published in MER255

During his second term, his approval rating heading stubbornly south, President George W. Bush was fond of comparing himself to Harry Truman. The dour Missourian, too, was “misunderestimated” -- lightly regarded when thrust onto the world stage and then raked over the coals for strike breaking and a stalemated war in Korea. Like Truman, Bush mused, he would be reviled in his own time only to be accorded great respect in popular history.

World Court's Ruling on Wall Speaks with Utmost Clarity

by Nidal Sliman | published July 27, 2004

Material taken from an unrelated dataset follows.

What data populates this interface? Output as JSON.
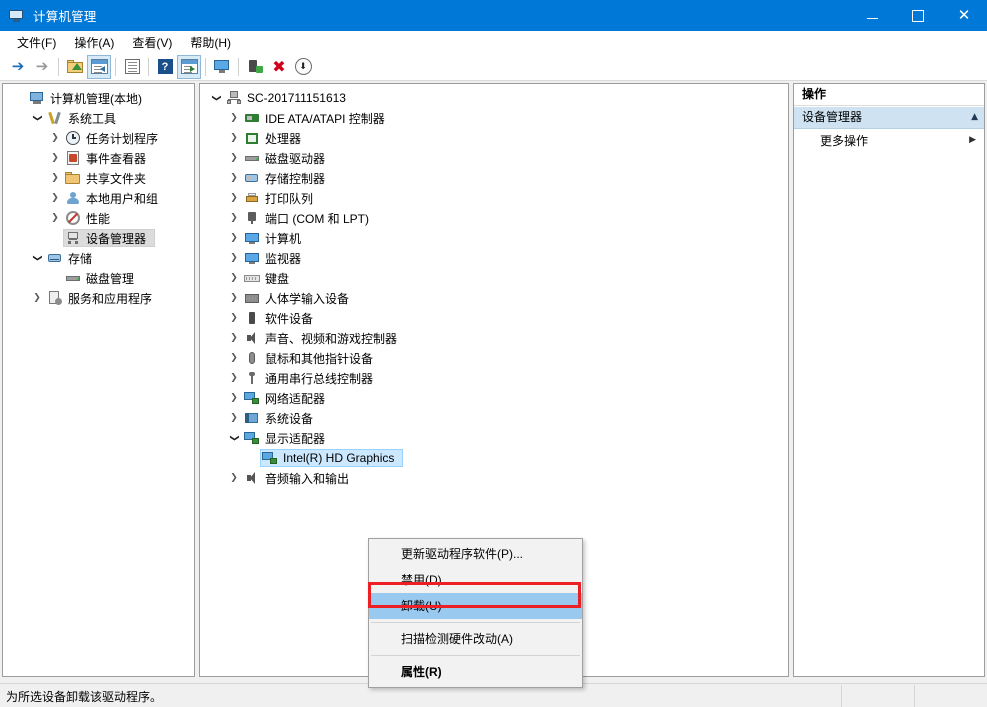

The International Court of Justice has rendered its advisory opinion on "the legal consequences arising from the construction of the wall being built by Israel, the occupying power, in the Occupied Palestinian Territory, including in and around East Jerusalem." Though the near-term fate of the wall is unclear, subject as it is to international power politics, the Court's ruling, issued on July 9, speaks with the utmost clarity.

The Guantánamo "Black Hole"

The Law of War and the Sovereign Exception

by Scott Michaelsen , Scott Cutler Shershow | published January 11, 2004

Declining to Intervene

Israel's Supreme Court and the Occupied Territories

by Jonathan Cook | published August 4, 2003

On Settlement Trade, Europe Doesn't Stand Tall

by Peter Lagerquist | published April 8, 2003

The transatlantic rift over the war in Iraq, and now post-war reconstruction, builds on growing European disenchantment with muscular US unilateralism. French and German opposition to the war—echoing the sentiments of a majority of the European Union's member states—highlighted seemingly growing differences between European and American attachments to international laws and conventions, underscored by recent trade disputes and wrangling over US attempts to exempt its nationals from the jurisdiction of the new International Criminal Court. Differences between European capitals and Washington have been particularly acute as regards the Israeli-Palestinian conflict.

Israel, the US and "Targeted Killings"

by Chris Toensing , Ian Urbina | published February 17, 2003

Six Hamas militants killed in a car explosion on February 16 were assassinated by Israel, Hamas claims. While Israel denies involvement in the deaths, the Israeli daily Haaretz reported on February 17 that Israel will assassinate other members of the military wing of Hamas as part of its planned lengthy incursion into Palestinian-controlled areas of the Gaza Strip to avenge four soldiers killed when Hamas blew up a tank near the town of Beit Lahiya in northern Gaza. Israel’s assassination policy is openly declared.